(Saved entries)
——

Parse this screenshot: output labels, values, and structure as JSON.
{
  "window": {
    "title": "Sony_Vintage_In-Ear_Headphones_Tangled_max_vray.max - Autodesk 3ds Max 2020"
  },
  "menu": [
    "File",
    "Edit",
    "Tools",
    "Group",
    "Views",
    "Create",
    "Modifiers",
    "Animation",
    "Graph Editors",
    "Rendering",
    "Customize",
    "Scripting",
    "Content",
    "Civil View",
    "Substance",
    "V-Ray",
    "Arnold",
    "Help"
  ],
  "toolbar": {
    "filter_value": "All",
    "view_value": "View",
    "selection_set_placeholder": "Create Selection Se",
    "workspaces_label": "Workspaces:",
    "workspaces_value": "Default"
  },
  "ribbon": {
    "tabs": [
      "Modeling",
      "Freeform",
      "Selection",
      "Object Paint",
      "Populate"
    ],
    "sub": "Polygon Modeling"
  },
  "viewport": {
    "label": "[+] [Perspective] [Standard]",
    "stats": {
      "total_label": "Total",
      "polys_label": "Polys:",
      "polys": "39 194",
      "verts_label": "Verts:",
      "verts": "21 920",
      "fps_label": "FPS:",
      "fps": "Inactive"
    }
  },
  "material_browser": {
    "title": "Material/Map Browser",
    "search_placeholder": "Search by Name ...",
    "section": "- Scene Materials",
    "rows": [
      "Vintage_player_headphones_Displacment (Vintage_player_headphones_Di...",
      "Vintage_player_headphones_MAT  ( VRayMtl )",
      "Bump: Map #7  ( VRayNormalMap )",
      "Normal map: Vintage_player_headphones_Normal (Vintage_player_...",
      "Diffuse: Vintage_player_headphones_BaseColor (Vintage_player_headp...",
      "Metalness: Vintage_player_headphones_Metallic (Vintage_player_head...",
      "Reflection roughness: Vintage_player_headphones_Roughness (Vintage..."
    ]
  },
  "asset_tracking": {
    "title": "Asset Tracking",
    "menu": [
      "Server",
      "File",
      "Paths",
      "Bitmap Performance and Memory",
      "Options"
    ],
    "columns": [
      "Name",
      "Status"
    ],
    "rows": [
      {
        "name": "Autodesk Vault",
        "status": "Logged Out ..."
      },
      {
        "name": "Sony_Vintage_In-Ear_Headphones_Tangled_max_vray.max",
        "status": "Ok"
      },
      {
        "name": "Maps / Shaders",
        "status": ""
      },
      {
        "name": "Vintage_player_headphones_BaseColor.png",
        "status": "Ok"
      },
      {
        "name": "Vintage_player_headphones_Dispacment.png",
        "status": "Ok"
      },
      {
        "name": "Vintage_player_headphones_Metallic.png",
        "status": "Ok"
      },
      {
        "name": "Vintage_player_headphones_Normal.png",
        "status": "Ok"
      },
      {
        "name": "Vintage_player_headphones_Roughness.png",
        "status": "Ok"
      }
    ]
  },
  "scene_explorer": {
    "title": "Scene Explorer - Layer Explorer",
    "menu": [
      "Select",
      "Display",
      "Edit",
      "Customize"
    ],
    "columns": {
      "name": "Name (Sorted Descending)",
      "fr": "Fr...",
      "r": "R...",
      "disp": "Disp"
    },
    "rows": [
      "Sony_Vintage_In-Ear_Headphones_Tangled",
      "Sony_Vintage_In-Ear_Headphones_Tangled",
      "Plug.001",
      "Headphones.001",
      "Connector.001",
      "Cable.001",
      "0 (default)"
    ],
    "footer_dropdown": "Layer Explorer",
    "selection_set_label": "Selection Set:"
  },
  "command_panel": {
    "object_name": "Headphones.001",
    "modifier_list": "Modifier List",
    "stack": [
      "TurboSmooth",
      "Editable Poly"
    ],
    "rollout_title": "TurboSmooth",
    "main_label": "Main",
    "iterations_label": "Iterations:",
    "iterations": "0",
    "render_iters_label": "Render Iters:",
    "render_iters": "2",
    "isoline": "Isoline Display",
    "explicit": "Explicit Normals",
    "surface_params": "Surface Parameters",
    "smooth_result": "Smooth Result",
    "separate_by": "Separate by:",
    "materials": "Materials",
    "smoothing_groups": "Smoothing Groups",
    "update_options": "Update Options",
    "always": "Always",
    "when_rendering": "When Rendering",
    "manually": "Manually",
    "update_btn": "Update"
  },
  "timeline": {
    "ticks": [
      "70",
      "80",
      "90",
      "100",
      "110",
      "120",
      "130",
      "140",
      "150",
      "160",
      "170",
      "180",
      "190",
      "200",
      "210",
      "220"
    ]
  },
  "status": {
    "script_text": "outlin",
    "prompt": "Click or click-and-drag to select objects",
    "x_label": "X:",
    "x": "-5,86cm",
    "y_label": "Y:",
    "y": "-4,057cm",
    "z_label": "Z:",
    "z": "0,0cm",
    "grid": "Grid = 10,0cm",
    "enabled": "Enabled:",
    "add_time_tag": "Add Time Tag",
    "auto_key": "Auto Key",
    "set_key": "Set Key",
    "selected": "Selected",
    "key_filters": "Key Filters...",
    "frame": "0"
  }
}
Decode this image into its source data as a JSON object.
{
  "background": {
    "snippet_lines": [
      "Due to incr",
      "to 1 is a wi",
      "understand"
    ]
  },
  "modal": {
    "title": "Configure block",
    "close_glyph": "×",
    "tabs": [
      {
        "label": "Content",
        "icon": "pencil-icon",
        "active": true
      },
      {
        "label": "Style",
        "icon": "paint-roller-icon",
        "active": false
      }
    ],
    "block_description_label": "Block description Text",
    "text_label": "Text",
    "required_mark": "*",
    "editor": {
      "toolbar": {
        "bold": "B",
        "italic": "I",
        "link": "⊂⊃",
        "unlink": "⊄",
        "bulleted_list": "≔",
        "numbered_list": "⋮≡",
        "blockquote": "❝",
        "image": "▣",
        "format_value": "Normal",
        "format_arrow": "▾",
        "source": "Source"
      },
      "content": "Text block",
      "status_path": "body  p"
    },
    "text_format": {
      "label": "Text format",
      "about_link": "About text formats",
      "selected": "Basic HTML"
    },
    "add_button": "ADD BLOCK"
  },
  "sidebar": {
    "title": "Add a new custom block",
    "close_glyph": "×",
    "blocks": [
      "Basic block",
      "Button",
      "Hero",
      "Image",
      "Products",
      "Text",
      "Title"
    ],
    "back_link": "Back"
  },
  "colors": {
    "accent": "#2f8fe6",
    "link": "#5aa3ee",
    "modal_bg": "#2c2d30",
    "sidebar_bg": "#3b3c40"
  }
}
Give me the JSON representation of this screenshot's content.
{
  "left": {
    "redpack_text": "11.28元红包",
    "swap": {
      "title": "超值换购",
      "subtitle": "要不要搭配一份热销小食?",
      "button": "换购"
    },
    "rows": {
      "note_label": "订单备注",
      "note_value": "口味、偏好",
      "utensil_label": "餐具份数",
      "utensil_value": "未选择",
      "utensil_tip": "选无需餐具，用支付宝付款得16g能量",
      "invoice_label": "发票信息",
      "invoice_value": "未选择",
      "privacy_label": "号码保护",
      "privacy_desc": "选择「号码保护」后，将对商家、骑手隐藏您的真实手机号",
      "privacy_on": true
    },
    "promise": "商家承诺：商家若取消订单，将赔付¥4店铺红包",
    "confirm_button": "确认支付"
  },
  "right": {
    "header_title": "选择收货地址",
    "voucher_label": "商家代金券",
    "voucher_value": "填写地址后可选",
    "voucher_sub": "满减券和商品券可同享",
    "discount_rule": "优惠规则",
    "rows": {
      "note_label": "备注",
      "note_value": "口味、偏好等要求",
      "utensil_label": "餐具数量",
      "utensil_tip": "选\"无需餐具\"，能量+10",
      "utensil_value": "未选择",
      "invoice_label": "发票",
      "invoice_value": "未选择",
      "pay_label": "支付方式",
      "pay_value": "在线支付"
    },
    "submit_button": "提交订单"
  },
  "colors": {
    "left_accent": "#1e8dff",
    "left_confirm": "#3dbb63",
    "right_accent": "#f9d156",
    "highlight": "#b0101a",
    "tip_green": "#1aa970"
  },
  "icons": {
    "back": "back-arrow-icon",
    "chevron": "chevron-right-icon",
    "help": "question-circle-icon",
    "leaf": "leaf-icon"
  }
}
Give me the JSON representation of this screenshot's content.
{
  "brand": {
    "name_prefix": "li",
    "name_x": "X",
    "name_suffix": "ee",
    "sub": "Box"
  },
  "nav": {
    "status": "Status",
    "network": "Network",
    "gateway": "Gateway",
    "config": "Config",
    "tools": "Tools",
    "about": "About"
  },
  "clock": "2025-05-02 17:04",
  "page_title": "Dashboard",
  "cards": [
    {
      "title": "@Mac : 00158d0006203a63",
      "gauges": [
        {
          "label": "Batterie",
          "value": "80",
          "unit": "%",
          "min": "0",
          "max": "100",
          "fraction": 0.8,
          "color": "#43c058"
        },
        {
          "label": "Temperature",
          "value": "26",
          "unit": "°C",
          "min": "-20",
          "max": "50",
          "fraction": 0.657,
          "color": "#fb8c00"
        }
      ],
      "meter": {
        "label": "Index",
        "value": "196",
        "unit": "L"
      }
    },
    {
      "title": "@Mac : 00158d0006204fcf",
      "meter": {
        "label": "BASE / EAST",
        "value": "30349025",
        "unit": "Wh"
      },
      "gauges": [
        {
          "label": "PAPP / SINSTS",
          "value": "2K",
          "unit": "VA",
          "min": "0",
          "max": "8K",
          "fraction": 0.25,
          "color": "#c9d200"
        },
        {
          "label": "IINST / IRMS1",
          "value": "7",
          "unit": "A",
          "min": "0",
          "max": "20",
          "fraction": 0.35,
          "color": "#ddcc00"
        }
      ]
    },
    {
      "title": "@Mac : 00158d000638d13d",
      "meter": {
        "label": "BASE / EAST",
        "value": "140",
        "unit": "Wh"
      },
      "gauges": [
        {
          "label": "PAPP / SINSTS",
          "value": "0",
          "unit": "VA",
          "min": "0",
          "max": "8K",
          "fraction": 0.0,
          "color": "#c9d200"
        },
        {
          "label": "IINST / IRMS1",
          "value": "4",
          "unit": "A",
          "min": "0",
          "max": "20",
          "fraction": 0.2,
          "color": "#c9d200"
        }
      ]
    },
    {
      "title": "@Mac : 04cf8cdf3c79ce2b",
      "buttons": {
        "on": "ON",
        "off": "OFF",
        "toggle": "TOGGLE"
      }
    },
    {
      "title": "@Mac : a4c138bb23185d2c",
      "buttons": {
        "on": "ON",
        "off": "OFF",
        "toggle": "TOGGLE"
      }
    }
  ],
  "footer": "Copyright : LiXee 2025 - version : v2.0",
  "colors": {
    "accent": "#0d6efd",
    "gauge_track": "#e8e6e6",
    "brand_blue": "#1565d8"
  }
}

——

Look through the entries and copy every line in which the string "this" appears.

Parse this screenshot: output labels, values, and structure as JSON.
Decode this image into its source data as a JSON object.
Give me the JSON representation of this screenshot's content.
Give me the JSON representation of this screenshot's content.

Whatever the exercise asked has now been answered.